Having delivered Lisa safely back to work, I headed off into town on some important errands. Mostly involving charity shops. And soon wound up at the branch of Barnardos where I bought my fetching Next shirt exactly two weeks ago. They're obviously being supplied by a specialist Next fence, because they had another fine t-shirt (which sadly I can't find on the Next website, hence no photo), this time for only £3.50.

The lower price was obviously to compensate for the ordeal you have to go through to buy it...

Whilst browsing the Barnardos rails, shirt in hand, I was approached by a middle aged woman. I'm not one to judge people on appearances, but she only had two teeth, and was wearing an Easter bonnet. But hey, live and let live, that's what I say. Unless they start to sexually harrass you...

So anyway, this woman's first words to me, as she moved in uncomfortably close, were "I hope you don't mind me saying, but I really like your head". Not the kind of thing you hear every day. I thanked her for the compliment, and tried to pretend she wasn't there. She continued with "It's nice and round. I really like round things, and your head is lovely and round".

I smiled through gritted teeth, and responded with "No one's ever said that to me before". She looked surprised. I considered running. She then moved in for the kill with...

"Can I touch it?"

I suppose I should be grateful she didn't say "I like round things - can I touch your stomach?", but even so, it wasn't the kind of request I felt inclined to agree to. So I attempted to laugh it off. She persisted. I told her we'd only just met. She assured me it wouldn't hurt and she only wanted to feel my head (anyone would think I was being unreasonable here). So I told her my girlfriend would be jealous - a statement which prompted a two minute speech from the woman on how she's not attracted to me sexually, she's not 'after' me, she's been single for many years (big surprise), she's not interested in a relationship, and Lisa has nothing to fear.

To be honest, I felt she was a little too keen to make that point. I'd have been happy with a simple "I can see you're out of my league, and I wouldn't stand a chance", rather than the emphatic way she announced to the entire shop that she didn't fancy me. But you can't have everything.

Fortunately she got distracted at that point by another shopper's skirt, and was forced to interrupt our conversation in order to shout an aggressive compliment at the woman, who was fast disappearing out the door. I was tempted to follow her, but I had a £3.50 Next shirt in my hand, and nothing comes between me and a charity shop bargain.

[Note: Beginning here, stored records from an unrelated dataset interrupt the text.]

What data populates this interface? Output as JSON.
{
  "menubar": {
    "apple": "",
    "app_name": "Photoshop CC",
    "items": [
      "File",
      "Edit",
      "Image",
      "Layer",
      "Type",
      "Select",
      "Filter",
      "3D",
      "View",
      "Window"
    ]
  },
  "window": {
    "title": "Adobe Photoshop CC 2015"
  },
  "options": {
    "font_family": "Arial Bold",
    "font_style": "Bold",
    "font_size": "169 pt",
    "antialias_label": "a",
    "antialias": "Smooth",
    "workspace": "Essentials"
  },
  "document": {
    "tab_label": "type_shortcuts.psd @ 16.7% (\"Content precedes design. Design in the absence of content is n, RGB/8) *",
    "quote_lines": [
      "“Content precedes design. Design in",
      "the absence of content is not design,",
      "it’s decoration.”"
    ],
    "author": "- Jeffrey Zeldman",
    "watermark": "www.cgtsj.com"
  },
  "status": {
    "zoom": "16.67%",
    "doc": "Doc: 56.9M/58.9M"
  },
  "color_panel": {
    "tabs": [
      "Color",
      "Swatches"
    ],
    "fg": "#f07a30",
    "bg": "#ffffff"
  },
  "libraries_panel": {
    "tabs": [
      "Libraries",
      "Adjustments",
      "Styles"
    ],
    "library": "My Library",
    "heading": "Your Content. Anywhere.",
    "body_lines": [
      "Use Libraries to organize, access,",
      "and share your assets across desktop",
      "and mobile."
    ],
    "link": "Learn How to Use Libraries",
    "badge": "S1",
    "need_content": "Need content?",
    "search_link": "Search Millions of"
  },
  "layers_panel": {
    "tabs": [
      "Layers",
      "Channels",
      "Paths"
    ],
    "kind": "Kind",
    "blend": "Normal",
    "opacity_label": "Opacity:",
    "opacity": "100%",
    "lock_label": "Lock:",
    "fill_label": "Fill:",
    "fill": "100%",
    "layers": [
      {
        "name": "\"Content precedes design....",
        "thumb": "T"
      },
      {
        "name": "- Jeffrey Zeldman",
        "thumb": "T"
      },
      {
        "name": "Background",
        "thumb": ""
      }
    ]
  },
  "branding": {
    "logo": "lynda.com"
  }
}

So I made the most of the diversion, and attempted to head for the till, only to be cut off at the pass by the toothless crone (it's a term of affection), who was a faster mover than she looked. She said "So am I going to get a laugh today?", I considered saying "Only if you look in the mirror", but instead went with "Not from me, no" in a cheery voice.

It didn't go down well. For a moment I thought she was going to hit me. Or worse - fondle my forehead. She asked again, with the kind of expression that said "Either I touch your head, or you die", but fortunately for me, the girl on the till, who had been making some half-hearted attempts to intervene and persuade the woman to leave me alone, finally took matters into her own hands, and in a stern voice said:

"I think you'd better go and work upstairs now". Wherepon the crooked hag disappeared through the door behind the counter.

So after all that, it turns out she worked there. I can only presume she comes across better in interviews.